Meta, the parent company of Facebook, plans to release data that could help develop cheaper hydrogen fuel.
The data set, developed in collaboration with Carnegie Mellon University, could provide important input to artificial intelligence (AI) research looking for cheaper chemical catalysts for a critical chemical reaction used in hydrogen fuel production.
Currently, the oxygen evolution reaction (OER) process uses expensive precious metal oxides, like ruthenium and iridium oxide, making green energy more expensive and slowing the transition away from fossil fuels.
Meta's AI division and Carnegie's Department of Chemical Engineering are building machine learning models that simulate chemical reactions. This data set, the largest released in that field, could accelerate the discovery of low-cost catalysts.
The Open Catalyst Project, or OCP (not to be confused with the Facebook-launched Open Compute Project) began in 2020 with the launch of the largest data set of electrocatalyst structures to date, featuring more than 1.3 million molecular adsorptions onto surfaces.
The new OER data set contains around 8 million data points from 40,000 unique simulations, and includes a wide variety of oxide materials across 52 elements.

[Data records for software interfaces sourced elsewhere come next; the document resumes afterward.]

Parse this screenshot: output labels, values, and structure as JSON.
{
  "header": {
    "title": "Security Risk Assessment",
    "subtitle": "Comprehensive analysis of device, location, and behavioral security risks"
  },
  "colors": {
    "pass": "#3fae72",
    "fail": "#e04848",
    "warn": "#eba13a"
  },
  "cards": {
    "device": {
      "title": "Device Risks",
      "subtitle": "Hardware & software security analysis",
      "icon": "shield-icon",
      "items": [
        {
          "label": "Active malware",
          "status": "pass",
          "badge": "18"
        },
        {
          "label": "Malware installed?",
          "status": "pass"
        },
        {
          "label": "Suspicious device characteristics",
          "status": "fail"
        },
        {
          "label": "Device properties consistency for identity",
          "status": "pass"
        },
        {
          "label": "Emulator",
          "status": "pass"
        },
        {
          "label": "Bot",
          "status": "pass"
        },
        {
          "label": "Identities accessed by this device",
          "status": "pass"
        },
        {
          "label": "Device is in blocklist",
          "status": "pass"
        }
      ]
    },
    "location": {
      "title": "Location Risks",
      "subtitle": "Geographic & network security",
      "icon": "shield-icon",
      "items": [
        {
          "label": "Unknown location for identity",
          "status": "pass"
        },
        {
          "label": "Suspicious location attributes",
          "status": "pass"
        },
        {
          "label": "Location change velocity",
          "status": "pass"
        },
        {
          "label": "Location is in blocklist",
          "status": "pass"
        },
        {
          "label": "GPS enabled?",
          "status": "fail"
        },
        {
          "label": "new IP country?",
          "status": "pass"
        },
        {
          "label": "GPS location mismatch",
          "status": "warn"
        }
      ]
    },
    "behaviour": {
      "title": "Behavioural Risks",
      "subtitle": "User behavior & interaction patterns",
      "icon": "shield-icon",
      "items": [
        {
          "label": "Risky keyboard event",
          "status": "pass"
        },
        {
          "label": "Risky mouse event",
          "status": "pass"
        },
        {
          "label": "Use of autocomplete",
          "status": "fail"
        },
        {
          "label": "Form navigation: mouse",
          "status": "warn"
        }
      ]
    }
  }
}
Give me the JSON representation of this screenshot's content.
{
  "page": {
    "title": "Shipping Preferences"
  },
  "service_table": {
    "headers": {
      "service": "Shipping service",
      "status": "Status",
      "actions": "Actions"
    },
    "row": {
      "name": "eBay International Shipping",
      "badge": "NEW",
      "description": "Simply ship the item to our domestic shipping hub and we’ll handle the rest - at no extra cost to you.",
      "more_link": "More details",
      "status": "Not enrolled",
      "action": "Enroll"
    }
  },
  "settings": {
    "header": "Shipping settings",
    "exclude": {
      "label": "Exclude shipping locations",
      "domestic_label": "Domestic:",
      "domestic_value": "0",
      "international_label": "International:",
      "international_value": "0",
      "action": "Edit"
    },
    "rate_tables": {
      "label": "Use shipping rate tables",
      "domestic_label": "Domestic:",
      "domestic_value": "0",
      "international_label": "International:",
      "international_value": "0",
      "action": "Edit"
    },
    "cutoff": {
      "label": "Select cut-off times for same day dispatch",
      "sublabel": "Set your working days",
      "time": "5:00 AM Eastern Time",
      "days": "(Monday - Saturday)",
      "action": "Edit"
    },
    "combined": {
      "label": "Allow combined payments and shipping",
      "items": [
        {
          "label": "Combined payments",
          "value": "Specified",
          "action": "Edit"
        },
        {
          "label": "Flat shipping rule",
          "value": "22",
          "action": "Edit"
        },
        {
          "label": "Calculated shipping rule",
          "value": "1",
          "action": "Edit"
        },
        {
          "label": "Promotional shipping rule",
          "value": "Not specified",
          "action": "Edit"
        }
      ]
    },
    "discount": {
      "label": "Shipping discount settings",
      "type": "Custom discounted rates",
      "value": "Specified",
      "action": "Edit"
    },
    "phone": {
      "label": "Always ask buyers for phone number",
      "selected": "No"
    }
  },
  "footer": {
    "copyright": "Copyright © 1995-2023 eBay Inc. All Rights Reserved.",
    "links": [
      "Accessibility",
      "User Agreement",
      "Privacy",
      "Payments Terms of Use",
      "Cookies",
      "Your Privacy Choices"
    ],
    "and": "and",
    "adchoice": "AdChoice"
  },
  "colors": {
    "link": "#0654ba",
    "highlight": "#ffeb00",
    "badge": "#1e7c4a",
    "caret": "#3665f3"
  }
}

Current quantum mechanical simulation tools, such as density functional theory (DFT), can help researchers focus on catalysts and combinations that prove promising, "estimating the energy of a system and attempting to find the configuration with the lowest energy, or the 'relaxed' state," Facebook AI research scientist Larry Zitnick said in 2020.
But DFT requires immense computing power to simulate the movement of atoms, and struggles to scale as more atoms are simulated
OCP uses artificial intelligence to approximate DFT computation by training machine learning models with a small number of DFT calculations to teach them to approximate the energy and forces of molecules based on past data.
This new data set aims to open the door for such machine learning workloads. The data set and baseline models will be open-sourced "in the coming months," Meta said.
Hydrogen is one of a number of tools that will be required to help humanity rapidly transition off of fossil fuels - as long as it is created using renewable energy sources.
The fuel is of particular interest to the data center sector, which is seeking a replacement to its diesel backup generators.
Microsoft has been most vocal about experimenting with hydrogen, successfully powering a row of data center servers for 48 consecutive hours using hydrogen fuel cells back in 2020. A year later, it partnered with Caterpillar and Ballard Power Systems to test out hydrogen fuel cell backup generators at its data center in Quincy, Washington.
Keppel Data Centres is also exploring hydrogen power, and is studying importing the fuel from the H2Perth green hydrogen plant in Western Australia.
Also studying the fuel for data centers is Ireland's County Offaly.
Earlier this year, Dutch data center operator NorthC said it would install hydrogen fuel cells at a new Groningen data center, the first to do so in Europe.